China is eating into Russia’s sphere of influence and Putin isn’t liking it one bit

Russia, China, Putin, Xi Jinping, Serbia, Eastern Europe,

The show of ostensible camaraderie between Russia and China is taking the backseat as Beijing is investing heavily in Serbia, a country which is traditionally seen as a strong Russian ally. Beijing is today using the Coronavirus Pandemic to get closer to Serbia. Recently, the Dragon delivered armed drones and missiles to the Eastern European country. The Russo-Serbian brotherhood is wearing out, but Serbia is not the only ally of Russia that China has been spreading its tentacles into.

China is eating into what had traditionally been the Russian sphere of influence, which is naturally unnerving Moscow. Be it Eastern Europe, Central Asia, the Baltic countries, or the Eurasian region which is broadly described as the post-Soviet space, Chinese investments and the grand Chinese Belt and Road Initiative (BRI) projects are reaching everywhere and overpowering the Russian sphere of influence.

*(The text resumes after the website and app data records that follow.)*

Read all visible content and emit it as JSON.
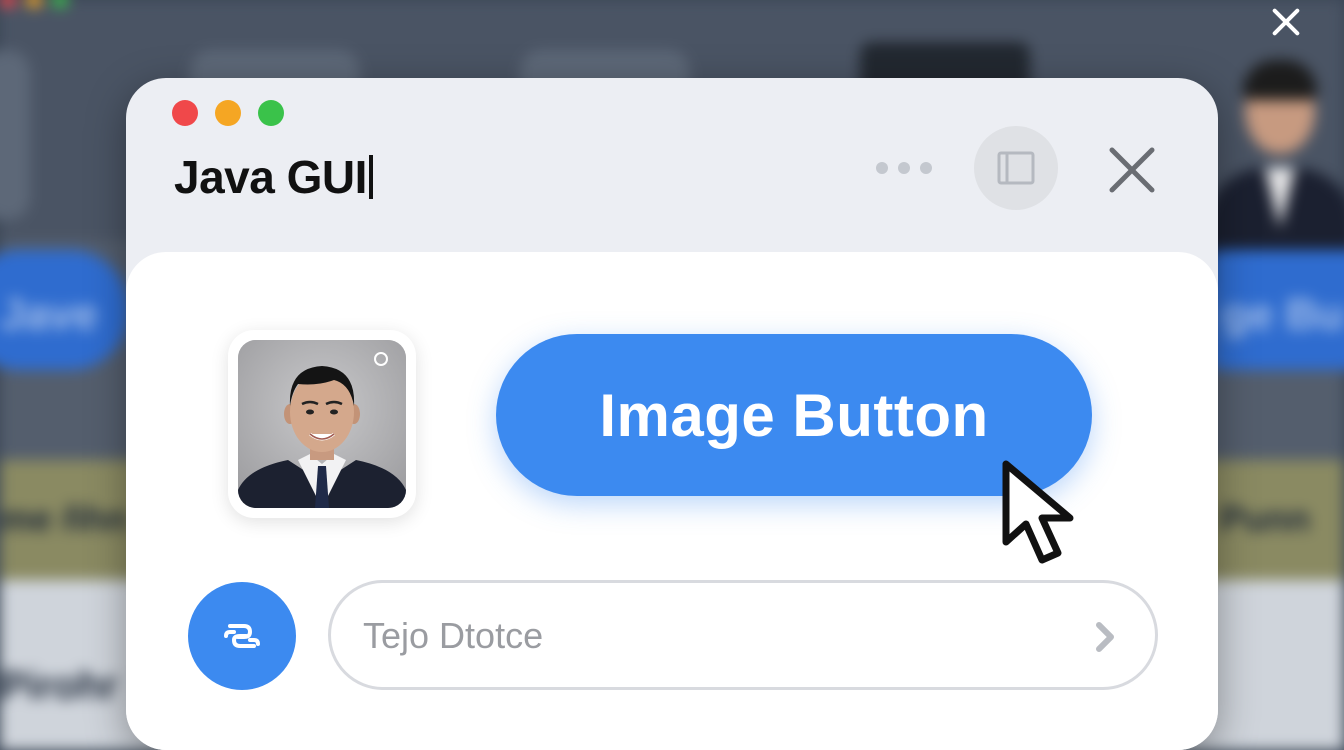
{
  "window": {
    "title": "Java GUI",
    "controls": {
      "close": "red",
      "minimize": "yellow",
      "zoom": "green"
    },
    "more_icon": "more-horizontal-icon",
    "panel_icon": "sidebar-panel-icon",
    "close_icon": "close-icon"
  },
  "main": {
    "avatar": {
      "icon": "profile-photo",
      "radio_icon": "radio-circle-icon"
    },
    "image_button": {
      "label": "Image Button",
      "color": "#3c8af0"
    },
    "action_button": {
      "icon": "link-icon"
    },
    "text_field": {
      "placeholder": "Tejo Dtotce",
      "value": "",
      "arrow_icon": "chevron-right-icon"
    }
  },
  "background": {
    "left_pill_text": "Jave",
    "left_strip_text": "me ñhn",
    "left_bottom_text": "Pirohr",
    "right_pill_text": "ge Bu",
    "right_strip_text": "Punn",
    "close_icon": "close-icon"
  },
  "colors": {
    "accent": "#3c8af0",
    "window_bg": "#eceef3",
    "content_bg": "#ffffff"
  }
}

The world today is being seen through a triangular geopolitical contest involving the US, Russia and China, with a general perception of an informal Russia-China axis. But it is well known that the Russian economy is ravaged due to sanctions from the Western countries including the US, while China has become a hegemon. Resultantly, Russia is becoming an uneasy junior partner in the loose axis between Beijing and Moscow.

Russia cannot do much about rising Chinese influence. The reason being that the Eurasian Economic Union (EAEU), which is the Moscow-led economic union of countries located in Eastern Europe, Central Asia and Western Asia is getting overpowered by China’s Belt and Road Initiative (BRI) investments.

Russia has traditionally seen the former Soviet countries in this region such as Kazakhstan, Kyrgyzstan, Tajikistan, Turkmenistan and Uzbekistan as its exclusive sphere of influence. But things are changing as China is using its economic might to expand its footprints in this part of the world.

Take, for example, Kazakhstan, Central Asia’s biggest economy. The country has taken the bait of Chinese partnership and has allowed itself to be branded as the “buckle” of Beijing’s BRI. In fact, China is also building the world’s largest “dry port” at Khorgos on the Sino-Kazahkstan border. This is designed to serve as China’s gateway into the Central Asian country.

In fact, China has emerged as the biggest trading partner of Central Asia, leaving behind the EU and Russia. It is practically impossible for Russia to match China in terms of trade as the Chinese economy is eight times larger than Russia’s.

Beijing has already started taking the region in its grip. Kyrgyzstan and Tajikistan already owe a bulk of their Foriegn debt to China. Russia’s closest ally in this part of the world, Kazakhstan itself receives more investments from China than Russia.

As a matter of fact, Chinese infrastructure projects in the region are circumventing Russia with Chinese pipelines and railway lines passing South of Siberia.

Russia cannot meet the China challenge alone. And therefore it is pinning its hopes on a Free Trade Agreement between the Eurasian Economic Union (EAEU) and India. With New Delhi’s presence in the region, Russia wants to balance out the growing Chinese influence in its backyard.

If we move to the Arctic Region, the same geopolitical narrative of China occupying the receding Russian space is visible here too. The Arctic was earlier an area of Soviet influence but now it is becoming an area of Chinese influence.

Beijing is investing heavily in the Baltic Sea Region. Latvia, Lithuania and Estonia, are all parts of the BRI and in the context of Global Warming, the resource-rich Arctic Region is going to open up for exploration and development.

China is thus eyeing the big economic opportunities that this region is going to offer. It is targeting the three Baltic countries as key transpiration hubs.

As for Russia, Putin doesn’t want to let China assume the leadership role too easily. In the Soviet era, Moscow had made many friends as a part of its competition against the US. Now, China is trying to steal Russia’s diplomatic capital backed by a gigantic economy.

Sino-Russian relations which look rosy on the outside, are mired in suspicion and plain distrust. China is known to backstab. It will drain Russia of all its allies if given a free run and ultimately take over the Russian sphere of influence.

Xi Jinping has become the leader of China for his entire life with an amendment in the Constitution. Following Xi’s move, Putin too isn’t going anywhere. He is going to stay in power till 2036.

For Moscow, tackling China alone isn’t a pragmatic option. It will have to consider the option of seeking help from some other partner too. At some level, this is already happening as New Delhi is preparing for a bigger role in Central Asia.

Even in the past few months, bilateral interactions between the eight Nordic-Baltic countries and India have intensified. This could be shaping up as a plan to counter growing Chinese influence, and Putin will have no qualms in supporting India’s outreach to these countries.

While the entire world is focussing on the Indo-Pacific, a geopolitical struggle is building up between Russia and China in the Eurasian region. And it could be once again India that plays the role of a responsible player which keeps the balance of power alive.